Hysteroscopy is a minimally invasive operative technique that offers direct visualization, low morbidity, and high primary success rates to date, although numbers are small and further experience would be helpful to determine the safest and most appropriate technique. It has the distinct advantage over systemic and local injection techniques in that it affords the patient shorter follow-up time and a more rapid return to fertility with postoperative results indicating a variety of pathological findings with a variable plane of dissection and sporadic and unpredictable bleeding.

The short time interval of return to normal β-hCG levels indicates that complete removal of all gestational material is likely even when visualization is not optimal [3].

Rotas et al. reported a wedge resection of the CSP scar and repair of the defect via laparoscopy or laparotomy as a safe technique [5].

Our treatments succeeded in terminating the CSP and retaining the patient’s uterus, which may assure the patient’s future fertility. In our cases, the patients were not interested in conceiving in the future. After counseling, they accepted the treatment modality.

Afterwards an intra uterin device (IUD) was administered to all patients to prevent further complications like a reccurrent cesarean scar pregnancy and a possible uterine rupture in the event of pregnancy .
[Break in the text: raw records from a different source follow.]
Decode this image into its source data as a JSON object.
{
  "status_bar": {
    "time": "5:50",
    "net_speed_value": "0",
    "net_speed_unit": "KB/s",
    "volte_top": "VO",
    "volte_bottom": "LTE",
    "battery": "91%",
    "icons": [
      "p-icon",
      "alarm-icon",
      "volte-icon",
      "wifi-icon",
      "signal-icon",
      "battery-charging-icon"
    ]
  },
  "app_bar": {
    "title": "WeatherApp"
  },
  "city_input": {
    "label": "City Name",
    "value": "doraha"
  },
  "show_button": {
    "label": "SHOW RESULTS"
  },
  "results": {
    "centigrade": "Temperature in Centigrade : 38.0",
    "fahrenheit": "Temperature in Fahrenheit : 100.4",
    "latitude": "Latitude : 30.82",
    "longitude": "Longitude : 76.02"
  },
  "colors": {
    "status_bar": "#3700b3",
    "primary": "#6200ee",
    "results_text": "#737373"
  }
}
This treatment modality has the advantage of a rapid return to normal β-hCG and gives us the chance of elective laparoscopic correction of uterine scar for further fertility.

Our results show that the transvaginal treatment of ectopic pregnancy is an effective, safe, and minimally invasive procedure for patients diagnosed with CSP. This minimally invasive nonsurgical approach can preserve fertility without any major risk to the mother. In view of the increasing rate of caesarean deliveries, medical personnel should be aware of the possibility of this type of ectopic pregnancy and act accordingly.


  1. Pierre-Arnaud, G., Salim, B. and Jacques, D. (1997) An ectopic pregnancy developing in a previous caesarian section scar. Fertility and Sterility, 65, 398-400.
  2. Rebecca, D. and Jason, A. (2010) Hysteroscopic management of cesarean scar ectopic Pregnancy. Fertility and Sterility, 93, 1735-1740. doi:10.1016/j.fertnstert.2008.12.099
  3. Batıoğlu, S., Haberal, A., Yeşilyurt, H. and Ekici, E. (1997) Successful treatment of cornual pregnancy by local injection of methotrexate underlaparoscopic and transvaginal ultrasonographicguidance. Gynecologic and Obstetric Investigation, 44, 64-66. doi:10.1159/000291413
  4. Homayoun, S., Thomas, R., Beth, W. R., Katherine, H. C., Christina, M. D., Marsha, K. G., Pinar, H. K. and Errol, R. N. (2010) Cesarean scar ectopic pregnancy: Case series and review of the literature. American Journal of Perinatology, 27, 111-120. doi:10.1055/s-0029-1224874
  5. Rotas, M., Haberman, S. and Levgur, M. (2006) Cesarean scar ectopic pregnancies etiology, diagnosis and mana- gement. Obstetrics & Gynecology, 107, 1373-1381. doi:10.1097/01.AOG.0000218690.24494.ce


*Corresponding author.